Bonk’s main method of attack is his massive head which can be used to bonk enemies, smack projectiles and even juggle enemies for more points.  While it is effective it’s better to dive bomb them like a missile which will also propel you in the air for repeat attacks.  In the Turbo version Bonk had some measure of control while airborne by spinning which was easy due to the turbo option.  Here you’ll wear out your thumb trying to perform the same maneuver so thankfully it’s rarely ever necessary.

The hit detection is still just as screwy and presents problems on numerous occasions, most specifically during boss battles.  Each boss has a very particular hit box and while the first few are easy enough to hit later ones such as the demon tank are a nightmare to target.  It isn’t always obvious how long there period of invincibility will last and so you’ll take many cheap shots as a result.  There are some standard enemies that seem to possess much longer range than it would seem as I took damage no matter how early I initiated my attack. It’s very uneven and something you’ll eventually adapt to but it should have been fixed.

All five levels have been recreated for the most part but shortened.  Bonk’s Adventure wasn’t the longest title on the market and this version almost feels like a guided tour of it.  Every level is broken up into multiple segments but some have been removed and the level order shuffled around.  Stage four in particular suffers the most as it is one straight path to the end.  While not at the same level as a Mario or Sonic Bonk was a varied adventure but you’ll only get brief snippets of that here.

The game is incredibly easy, far easier than its big brother.  With less enemies on screen you’ll spend large amounts of time alone exploring the barren environments.  Food and flowers that took to you the bonus games were in abundance but have been scaled back considerably.  The game is far too generous with meat with chunks available at every turn turning an already simplified adventure into a cakewalk.  Even with the bad hit detection I was able to zerg rush the bosses, especially since you awaken right where you left off after death.  I can’t see anyone having difficulty completing the game in less than an hour.

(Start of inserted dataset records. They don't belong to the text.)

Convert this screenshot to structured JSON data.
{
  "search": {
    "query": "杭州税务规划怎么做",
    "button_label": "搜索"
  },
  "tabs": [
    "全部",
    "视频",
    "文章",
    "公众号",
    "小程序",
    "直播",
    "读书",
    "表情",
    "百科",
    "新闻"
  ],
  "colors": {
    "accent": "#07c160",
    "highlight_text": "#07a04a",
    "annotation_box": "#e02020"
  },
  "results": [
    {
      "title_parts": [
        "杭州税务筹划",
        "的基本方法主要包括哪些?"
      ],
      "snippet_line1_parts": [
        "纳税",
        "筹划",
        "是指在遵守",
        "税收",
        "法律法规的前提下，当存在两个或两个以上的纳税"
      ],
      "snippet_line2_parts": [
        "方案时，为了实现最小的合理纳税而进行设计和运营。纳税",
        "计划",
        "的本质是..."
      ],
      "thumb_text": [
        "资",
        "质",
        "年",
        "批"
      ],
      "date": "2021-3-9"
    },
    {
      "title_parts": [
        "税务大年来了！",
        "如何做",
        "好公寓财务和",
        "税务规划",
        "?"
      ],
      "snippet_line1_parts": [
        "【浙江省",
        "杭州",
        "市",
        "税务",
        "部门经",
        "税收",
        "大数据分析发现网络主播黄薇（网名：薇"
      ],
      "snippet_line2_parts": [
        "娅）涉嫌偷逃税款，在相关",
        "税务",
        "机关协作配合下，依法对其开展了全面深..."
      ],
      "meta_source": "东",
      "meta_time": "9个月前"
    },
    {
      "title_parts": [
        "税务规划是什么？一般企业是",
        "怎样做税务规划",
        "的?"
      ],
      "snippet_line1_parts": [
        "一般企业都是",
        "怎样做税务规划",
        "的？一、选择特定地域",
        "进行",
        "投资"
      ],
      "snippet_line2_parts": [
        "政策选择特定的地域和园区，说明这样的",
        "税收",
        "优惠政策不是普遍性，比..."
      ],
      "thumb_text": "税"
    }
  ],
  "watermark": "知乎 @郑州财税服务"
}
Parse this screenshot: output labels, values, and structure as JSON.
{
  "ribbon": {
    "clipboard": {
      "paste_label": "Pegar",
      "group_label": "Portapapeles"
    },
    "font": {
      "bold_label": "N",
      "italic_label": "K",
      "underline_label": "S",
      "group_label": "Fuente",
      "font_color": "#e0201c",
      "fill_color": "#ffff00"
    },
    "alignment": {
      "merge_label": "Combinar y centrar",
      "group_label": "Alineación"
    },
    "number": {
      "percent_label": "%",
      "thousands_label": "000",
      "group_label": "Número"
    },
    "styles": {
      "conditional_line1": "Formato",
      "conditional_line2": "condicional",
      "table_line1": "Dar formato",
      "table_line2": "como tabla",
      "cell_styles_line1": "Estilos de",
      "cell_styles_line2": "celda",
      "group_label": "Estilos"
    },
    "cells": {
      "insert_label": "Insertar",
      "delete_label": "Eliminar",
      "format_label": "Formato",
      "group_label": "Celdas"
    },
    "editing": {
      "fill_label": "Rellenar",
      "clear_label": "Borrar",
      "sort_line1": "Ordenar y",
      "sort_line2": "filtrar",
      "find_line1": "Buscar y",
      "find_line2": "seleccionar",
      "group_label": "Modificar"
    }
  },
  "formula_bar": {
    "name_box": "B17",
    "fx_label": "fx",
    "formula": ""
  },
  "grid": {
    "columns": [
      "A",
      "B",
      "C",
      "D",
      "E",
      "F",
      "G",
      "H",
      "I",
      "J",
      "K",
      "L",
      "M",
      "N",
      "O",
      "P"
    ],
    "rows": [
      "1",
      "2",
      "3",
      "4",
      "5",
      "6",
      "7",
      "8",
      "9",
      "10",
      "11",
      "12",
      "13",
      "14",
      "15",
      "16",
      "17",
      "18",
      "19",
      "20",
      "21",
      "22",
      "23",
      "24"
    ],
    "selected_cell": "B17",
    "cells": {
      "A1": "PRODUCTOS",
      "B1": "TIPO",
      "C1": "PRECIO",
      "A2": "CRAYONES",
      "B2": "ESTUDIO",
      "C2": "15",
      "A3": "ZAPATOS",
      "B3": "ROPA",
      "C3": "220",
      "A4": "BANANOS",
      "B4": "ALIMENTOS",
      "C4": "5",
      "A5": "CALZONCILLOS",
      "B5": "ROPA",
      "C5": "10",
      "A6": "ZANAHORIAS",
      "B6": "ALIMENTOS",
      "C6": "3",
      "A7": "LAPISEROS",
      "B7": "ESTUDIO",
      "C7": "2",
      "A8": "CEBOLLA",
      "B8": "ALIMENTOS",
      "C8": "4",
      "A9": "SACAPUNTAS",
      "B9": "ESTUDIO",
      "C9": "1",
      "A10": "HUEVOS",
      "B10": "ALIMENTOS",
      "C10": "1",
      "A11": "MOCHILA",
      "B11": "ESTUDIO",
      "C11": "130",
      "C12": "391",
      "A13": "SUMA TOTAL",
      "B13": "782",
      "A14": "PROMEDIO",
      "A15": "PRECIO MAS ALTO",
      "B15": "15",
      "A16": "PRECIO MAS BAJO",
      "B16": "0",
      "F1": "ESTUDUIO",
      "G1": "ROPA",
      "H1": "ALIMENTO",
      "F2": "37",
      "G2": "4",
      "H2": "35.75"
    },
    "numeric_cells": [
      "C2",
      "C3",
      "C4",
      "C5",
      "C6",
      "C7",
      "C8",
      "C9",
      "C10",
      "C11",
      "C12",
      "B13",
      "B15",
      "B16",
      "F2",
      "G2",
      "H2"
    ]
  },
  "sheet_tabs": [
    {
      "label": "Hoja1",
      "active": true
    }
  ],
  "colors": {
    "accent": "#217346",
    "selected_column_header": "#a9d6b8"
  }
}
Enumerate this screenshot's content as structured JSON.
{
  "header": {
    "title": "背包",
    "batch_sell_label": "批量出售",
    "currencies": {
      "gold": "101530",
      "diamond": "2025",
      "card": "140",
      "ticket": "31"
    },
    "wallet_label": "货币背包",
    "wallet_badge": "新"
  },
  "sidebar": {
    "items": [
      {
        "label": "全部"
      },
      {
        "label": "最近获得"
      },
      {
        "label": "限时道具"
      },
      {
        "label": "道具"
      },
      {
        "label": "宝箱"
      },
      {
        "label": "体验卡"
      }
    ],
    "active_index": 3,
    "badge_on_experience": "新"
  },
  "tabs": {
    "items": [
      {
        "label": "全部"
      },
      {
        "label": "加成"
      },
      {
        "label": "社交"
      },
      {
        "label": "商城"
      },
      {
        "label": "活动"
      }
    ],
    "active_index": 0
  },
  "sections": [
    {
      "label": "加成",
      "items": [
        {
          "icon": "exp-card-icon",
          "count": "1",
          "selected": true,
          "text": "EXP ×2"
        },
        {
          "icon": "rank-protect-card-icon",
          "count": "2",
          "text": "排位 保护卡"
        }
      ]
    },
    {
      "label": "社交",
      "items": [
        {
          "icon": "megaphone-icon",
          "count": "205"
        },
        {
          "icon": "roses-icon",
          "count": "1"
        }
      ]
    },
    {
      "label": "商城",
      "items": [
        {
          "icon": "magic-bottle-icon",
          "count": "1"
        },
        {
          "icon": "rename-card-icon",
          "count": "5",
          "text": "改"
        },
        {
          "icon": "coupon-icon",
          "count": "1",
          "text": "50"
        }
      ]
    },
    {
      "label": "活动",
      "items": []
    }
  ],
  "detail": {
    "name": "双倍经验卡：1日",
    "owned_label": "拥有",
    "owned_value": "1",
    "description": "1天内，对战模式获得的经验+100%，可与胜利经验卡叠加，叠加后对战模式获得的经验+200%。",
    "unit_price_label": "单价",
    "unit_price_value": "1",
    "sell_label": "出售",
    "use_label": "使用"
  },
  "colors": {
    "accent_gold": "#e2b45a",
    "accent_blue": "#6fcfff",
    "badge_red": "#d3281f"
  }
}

Bonk’s Adventure was a decent title in 1989 but better platformers were available for every console in the years following its release.  In light of stiffer competition it can’t compete, especially as it is one of the most expensive games on the market due to a limited print run.  It’s admirable that they were able to bring most of what made the game good over to the NES but it simply isn’t enough.  Trust me this is not worth the hundreds of dollars it sells for used or brand new.